- Task statement
Within this material, find every line where the string "gtag" appears, and copy it out.
-- Source information follows --
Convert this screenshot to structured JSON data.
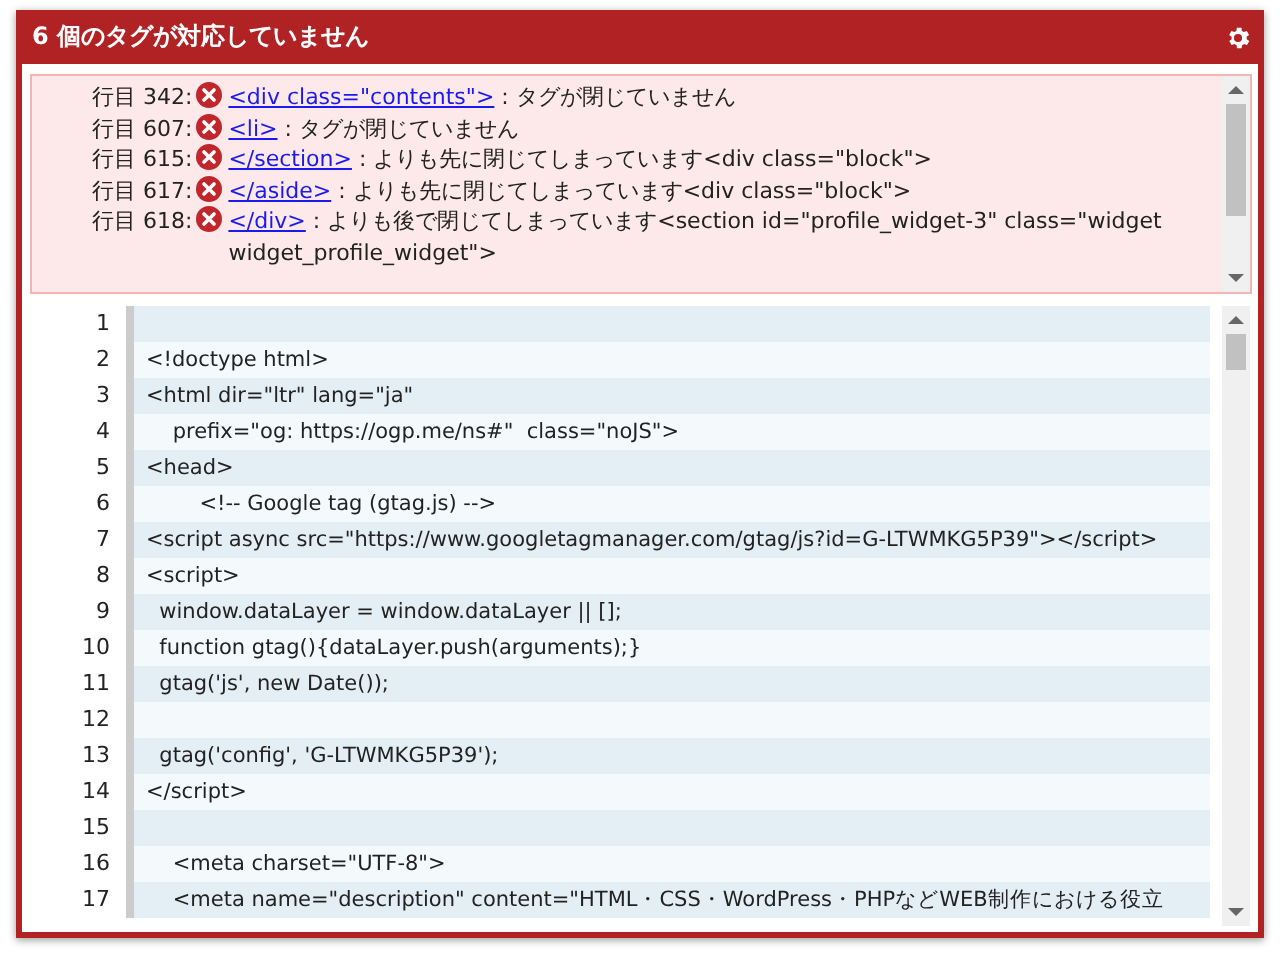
{
  "dialog": {
    "title": "6 個のタグが対応していません",
    "errors": [
      {
        "line_label": "行目 342:",
        "tag": "<div class=\"contents\">",
        "message": " : タグが閉じていません"
      },
      {
        "line_label": "行目 607:",
        "tag": "<li>",
        "message": " : タグが閉じていません"
      },
      {
        "line_label": "行目 615:",
        "tag": "</section>",
        "message": " : よりも先に閉じてしまっています<div class=\"block\">"
      },
      {
        "line_label": "行目 617:",
        "tag": "</aside>",
        "message": " : よりも先に閉じてしまっています<div class=\"block\">"
      },
      {
        "line_label": "行目 618:",
        "tag": "</div>",
        "message": " : よりも後で閉じてしまっています<section id=\"profile_widget-3\" class=\"widget widget_profile_widget\">"
      }
    ],
    "code_lines": [
      {
        "number": "1"
      },
      {
        "number": "2",
        "text": "<!doctype html>"
      },
      {
        "number": "3",
        "text": "<html dir=\"ltr\" lang=\"ja\""
      },
      {
        "number": "4",
        "text": "    prefix=\"og: https://ogp.me/ns#\"  class=\"noJS\">"
      },
      {
        "number": "5",
        "text": "<head>"
      },
      {
        "number": "6",
        "text": "        <!-- Google tag (gtag.js) -->"
      },
      {
        "number": "7",
        "text": "<script async src=\"https://www.googletagmanager.com/gtag/js?id=G-LTWMKG5P39\"></script>"
      },
      {
        "number": "8",
        "text": "<script>"
      },
      {
        "number": "9",
        "text": "  window.dataLayer = window.dataLayer || [];"
      },
      {
        "number": "10",
        "text": "  function gtag(){dataLayer.push(arguments);}"
      },
      {
        "number": "11",
        "text": "  gtag('js', new Date());"
      },
      {
        "number": "12"
      },
      {
        "number": "13",
        "text": "  gtag('config', 'G-LTWMKG5P39');"
      },
      {
        "number": "14",
        "text": "</script>"
      },
      {
        "number": "15"
      },
      {
        "number": "16",
        "text": "    <meta charset=\"UTF-8\">"
      },
      {
        "number": "17",
        "text": "    <meta name=\"description\" content=\"HTML・CSS・WordPress・PHPなどWEB制作における役立"
      }
    ]
  }
}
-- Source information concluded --
- Solution for this exercise
        "text": "        <!-- Google tag (gtag.js) -->"
        "text": "<script async src=\"https://www.googletagmanager.com/gtag/js?id=G-LTWMKG5P39\"></script>"
        "text": "  function gtag(){dataLayer.push(arguments);}"
        "text": "  gtag('js', new Date());"
        "text": "  gtag('config', 'G-LTWMKG5P39');"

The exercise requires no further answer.